• _Data shown_:
....

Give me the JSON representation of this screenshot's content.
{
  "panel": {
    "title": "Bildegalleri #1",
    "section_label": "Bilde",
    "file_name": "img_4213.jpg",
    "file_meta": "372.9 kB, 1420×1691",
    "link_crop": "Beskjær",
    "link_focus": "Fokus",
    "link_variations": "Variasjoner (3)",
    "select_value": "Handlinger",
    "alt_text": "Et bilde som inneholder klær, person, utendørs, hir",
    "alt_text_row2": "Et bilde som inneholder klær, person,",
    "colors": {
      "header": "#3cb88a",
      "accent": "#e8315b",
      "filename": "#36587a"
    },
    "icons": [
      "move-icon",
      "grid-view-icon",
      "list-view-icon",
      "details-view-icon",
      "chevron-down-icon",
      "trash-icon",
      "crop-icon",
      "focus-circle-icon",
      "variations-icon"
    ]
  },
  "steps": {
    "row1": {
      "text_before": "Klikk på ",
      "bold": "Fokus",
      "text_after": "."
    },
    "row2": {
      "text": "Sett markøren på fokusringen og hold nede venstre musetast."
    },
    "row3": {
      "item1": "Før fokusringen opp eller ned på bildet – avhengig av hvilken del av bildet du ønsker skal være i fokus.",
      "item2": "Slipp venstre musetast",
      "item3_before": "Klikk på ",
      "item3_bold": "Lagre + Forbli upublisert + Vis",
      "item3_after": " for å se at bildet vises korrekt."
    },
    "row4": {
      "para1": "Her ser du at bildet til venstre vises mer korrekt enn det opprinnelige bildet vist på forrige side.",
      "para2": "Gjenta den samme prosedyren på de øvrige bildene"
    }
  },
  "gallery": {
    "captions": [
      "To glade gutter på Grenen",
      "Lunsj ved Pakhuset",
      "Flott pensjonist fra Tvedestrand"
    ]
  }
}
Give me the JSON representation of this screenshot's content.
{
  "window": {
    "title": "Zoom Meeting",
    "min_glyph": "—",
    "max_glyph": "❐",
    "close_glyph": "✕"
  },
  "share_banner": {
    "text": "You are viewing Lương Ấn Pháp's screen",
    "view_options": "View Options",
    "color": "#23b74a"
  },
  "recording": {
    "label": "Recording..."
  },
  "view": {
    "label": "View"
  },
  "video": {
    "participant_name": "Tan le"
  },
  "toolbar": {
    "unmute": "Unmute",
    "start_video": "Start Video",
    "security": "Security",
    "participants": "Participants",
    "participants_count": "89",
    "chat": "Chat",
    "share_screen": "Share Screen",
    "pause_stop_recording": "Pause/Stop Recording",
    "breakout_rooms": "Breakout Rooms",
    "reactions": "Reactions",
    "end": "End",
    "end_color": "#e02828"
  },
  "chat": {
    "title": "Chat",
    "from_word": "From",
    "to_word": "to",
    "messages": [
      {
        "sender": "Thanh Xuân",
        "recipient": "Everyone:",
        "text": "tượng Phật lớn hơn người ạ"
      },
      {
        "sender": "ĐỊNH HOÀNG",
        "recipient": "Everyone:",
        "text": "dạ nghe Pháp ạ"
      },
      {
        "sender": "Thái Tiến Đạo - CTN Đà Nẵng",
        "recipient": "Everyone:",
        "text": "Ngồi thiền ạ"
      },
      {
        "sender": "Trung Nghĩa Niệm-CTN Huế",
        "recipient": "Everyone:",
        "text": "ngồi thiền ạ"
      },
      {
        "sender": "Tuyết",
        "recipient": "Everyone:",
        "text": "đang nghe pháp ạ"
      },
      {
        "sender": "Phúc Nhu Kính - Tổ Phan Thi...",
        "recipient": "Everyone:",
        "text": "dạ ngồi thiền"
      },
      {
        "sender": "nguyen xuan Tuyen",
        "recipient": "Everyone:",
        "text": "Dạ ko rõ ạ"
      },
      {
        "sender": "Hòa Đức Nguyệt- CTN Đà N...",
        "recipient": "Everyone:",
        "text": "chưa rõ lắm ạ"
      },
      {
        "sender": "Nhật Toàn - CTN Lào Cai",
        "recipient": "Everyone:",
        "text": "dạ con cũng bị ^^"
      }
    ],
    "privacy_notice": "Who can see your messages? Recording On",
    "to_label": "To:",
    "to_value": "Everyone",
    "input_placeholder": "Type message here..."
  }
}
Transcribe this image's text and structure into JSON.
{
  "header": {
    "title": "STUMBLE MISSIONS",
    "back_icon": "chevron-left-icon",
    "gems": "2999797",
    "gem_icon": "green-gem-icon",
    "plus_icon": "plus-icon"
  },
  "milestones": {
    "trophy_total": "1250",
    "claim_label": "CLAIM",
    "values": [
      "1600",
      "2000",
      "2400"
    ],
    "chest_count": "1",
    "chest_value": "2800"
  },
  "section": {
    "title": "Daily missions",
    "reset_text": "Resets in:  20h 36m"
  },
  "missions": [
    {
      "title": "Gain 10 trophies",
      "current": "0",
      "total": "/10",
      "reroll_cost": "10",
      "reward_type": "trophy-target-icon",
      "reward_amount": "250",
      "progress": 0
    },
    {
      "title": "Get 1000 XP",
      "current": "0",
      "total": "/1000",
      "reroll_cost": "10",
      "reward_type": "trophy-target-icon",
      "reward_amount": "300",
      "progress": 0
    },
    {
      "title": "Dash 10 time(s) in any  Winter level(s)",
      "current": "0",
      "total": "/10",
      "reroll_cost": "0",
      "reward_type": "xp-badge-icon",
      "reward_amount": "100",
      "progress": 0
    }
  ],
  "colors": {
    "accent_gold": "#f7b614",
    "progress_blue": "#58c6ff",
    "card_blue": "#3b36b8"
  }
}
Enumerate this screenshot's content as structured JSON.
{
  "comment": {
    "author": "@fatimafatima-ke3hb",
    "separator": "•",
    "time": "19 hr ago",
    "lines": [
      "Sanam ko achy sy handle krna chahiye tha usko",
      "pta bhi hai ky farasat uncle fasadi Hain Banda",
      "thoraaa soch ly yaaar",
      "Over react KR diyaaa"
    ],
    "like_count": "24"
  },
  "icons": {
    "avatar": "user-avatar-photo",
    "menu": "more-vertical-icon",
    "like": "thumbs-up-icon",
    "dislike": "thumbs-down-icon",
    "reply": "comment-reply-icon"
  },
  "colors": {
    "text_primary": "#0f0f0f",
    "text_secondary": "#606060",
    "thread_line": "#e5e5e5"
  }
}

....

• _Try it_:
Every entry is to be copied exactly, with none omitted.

• _Result below_:
Give me the JSON representation of this screenshot's content.
{
  "panel": {
    "title": "Bildegalleri #1",
    "section_label": "Bilde",
    "file_name": "img_4213.jpg",
    "file_meta": "372.9 kB, 1420×1691",
    "link_crop": "Beskjær",
    "link_focus": "Fokus",
    "link_variations": "Variasjoner (3)",
    "select_value": "Handlinger",
    "alt_text": "Et bilde som inneholder klær, person, utendørs, hir",
    "alt_text_row2": "Et bilde som inneholder klær, person,",
    "colors": {
      "header": "#3cb88a",
      "accent": "#e8315b",
      "filename": "#36587a"
    },
    "icons": [
      "move-icon",
      "grid-view-icon",
      "list-view-icon",
      "details-view-icon",
      "chevron-down-icon",
      "trash-icon",
      "crop-icon",
      "focus-circle-icon",
      "variations-icon"
    ]
  },
  "steps": {
    "row1": {
      "text_before": "Klikk på ",
      "bold": "Fokus",
      "text_after": "."
    },
    "row2": {
      "text": "Sett markøren på fokusringen og hold nede venstre musetast."
    },
    "row3": {
      "item1": "Før fokusringen opp eller ned på bildet – avhengig av hvilken del av bildet du ønsker skal være i fokus.",
      "item2": "Slipp venstre musetast",
      "item3_before": "Klikk på ",
      "item3_bold": "Lagre + Forbli upublisert + Vis",
      "item3_after": " for å se at bildet vises korrekt."
    },
    "row4": {
      "para1": "Her ser du at bildet til venstre vises mer korrekt enn det opprinnelige bildet vist på forrige side.",
      "para2": "Gjenta den samme prosedyren på de øvrige bildene"
    }
  },
  "gallery": {
    "captions": [
      "To glade gutter på Grenen",
      "Lunsj ved Pakhuset",
      "Flott pensjonist fra Tvedestrand"
    ]
  }
}
Give me the JSON representation of this screenshot's content.
{
  "window": {
    "title": "Zoom Meeting",
    "min_glyph": "—",
    "max_glyph": "❐",
    "close_glyph": "✕"
  },
  "share_banner": {
    "text": "You are viewing Lương Ấn Pháp's screen",
    "view_options": "View Options",
    "color": "#23b74a"
  },
  "recording": {
    "label": "Recording..."
  },
  "view": {
    "label": "View"
  },
  "video": {
    "participant_name": "Tan le"
  },
  "toolbar": {
    "unmute": "Unmute",
    "start_video": "Start Video",
    "security": "Security",
    "participants": "Participants",
    "participants_count": "89",
    "chat": "Chat",
    "share_screen": "Share Screen",
    "pause_stop_recording": "Pause/Stop Recording",
    "breakout_rooms": "Breakout Rooms",
    "reactions": "Reactions",
    "end": "End",
    "end_color": "#e02828"
  },
  "chat": {
    "title": "Chat",
    "from_word": "From",
    "to_word": "to",
    "messages": [
      {
        "sender": "Thanh Xuân",
        "recipient": "Everyone:",
        "text": "tượng Phật lớn hơn người ạ"
      },
      {
        "sender": "ĐỊNH HOÀNG",
        "recipient": "Everyone:",
        "text": "dạ nghe Pháp ạ"
      },
      {
        "sender": "Thái Tiến Đạo - CTN Đà Nẵng",
        "recipient": "Everyone:",
        "text": "Ngồi thiền ạ"
      },
      {
        "sender": "Trung Nghĩa Niệm-CTN Huế",
        "recipient": "Everyone:",
        "text": "ngồi thiền ạ"
      },
      {
        "sender": "Tuyết",
        "recipient": "Everyone:",
        "text": "đang nghe pháp ạ"
      },
      {
        "sender": "Phúc Nhu Kính - Tổ Phan Thi...",
        "recipient": "Everyone:",
        "text": "dạ ngồi thiền"
      },
      {
        "sender": "nguyen xuan Tuyen",
        "recipient": "Everyone:",
        "text": "Dạ ko rõ ạ"
      },
      {
        "sender": "Hòa Đức Nguyệt- CTN Đà N...",
        "recipient": "Everyone:",
        "text": "chưa rõ lắm ạ"
      },
      {
        "sender": "Nhật Toàn - CTN Lào Cai",
        "recipient": "Everyone:",
        "text": "dạ con cũng bị ^^"
      }
    ],
    "privacy_notice": "Who can see your messages? Recording On",
    "to_label": "To:",
    "to_value": "Everyone",
    "input_placeholder": "Type message here..."
  }
}
Transcribe this image's text and structure into JSON.
{
  "header": {
    "title": "STUMBLE MISSIONS",
    "back_icon": "chevron-left-icon",
    "gems": "2999797",
    "gem_icon": "green-gem-icon",
    "plus_icon": "plus-icon"
  },
  "milestones": {
    "trophy_total": "1250",
    "claim_label": "CLAIM",
    "values": [
      "1600",
      "2000",
      "2400"
    ],
    "chest_count": "1",
    "chest_value": "2800"
  },
  "section": {
    "title": "Daily missions",
    "reset_text": "Resets in:  20h 36m"
  },
  "missions": [
    {
      "title": "Gain 10 trophies",
      "current": "0",
      "total": "/10",
      "reroll_cost": "10",
      "reward_type": "trophy-target-icon",
      "reward_amount": "250",
      "progress": 0
    },
    {
      "title": "Get 1000 XP",
      "current": "0",
      "total": "/1000",
      "reroll_cost": "10",
      "reward_type": "trophy-target-icon",
      "reward_amount": "300",
      "progress": 0
    },
    {
      "title": "Dash 10 time(s) in any  Winter level(s)",
      "current": "0",
      "total": "/10",
      "reroll_cost": "0",
      "reward_type": "xp-badge-icon",
      "reward_amount": "100",
      "progress": 0
    }
  ],
  "colors": {
    "accent_gold": "#f7b614",
    "progress_blue": "#58c6ff",
    "card_blue": "#3b36b8"
  }
}
Enumerate this screenshot's content as structured JSON.
{
  "comment": {
    "author": "@fatimafatima-ke3hb",
    "separator": "•",
    "time": "19 hr ago",
    "lines": [
      "Sanam ko achy sy handle krna chahiye tha usko",
      "pta bhi hai ky farasat uncle fasadi Hain Banda",
      "thoraaa soch ly yaaar",
      "Over react KR diyaaa"
    ],
    "like_count": "24"
  },
  "icons": {
    "avatar": "user-avatar-photo",
    "menu": "more-vertical-icon",
    "like": "thumbs-up-icon",
    "dislike": "thumbs-down-icon",
    "reply": "comment-reply-icon"
  },
  "colors": {
    "text_primary": "#0f0f0f",
    "text_secondary": "#606060",
    "thread_line": "#e5e5e5"
  }
}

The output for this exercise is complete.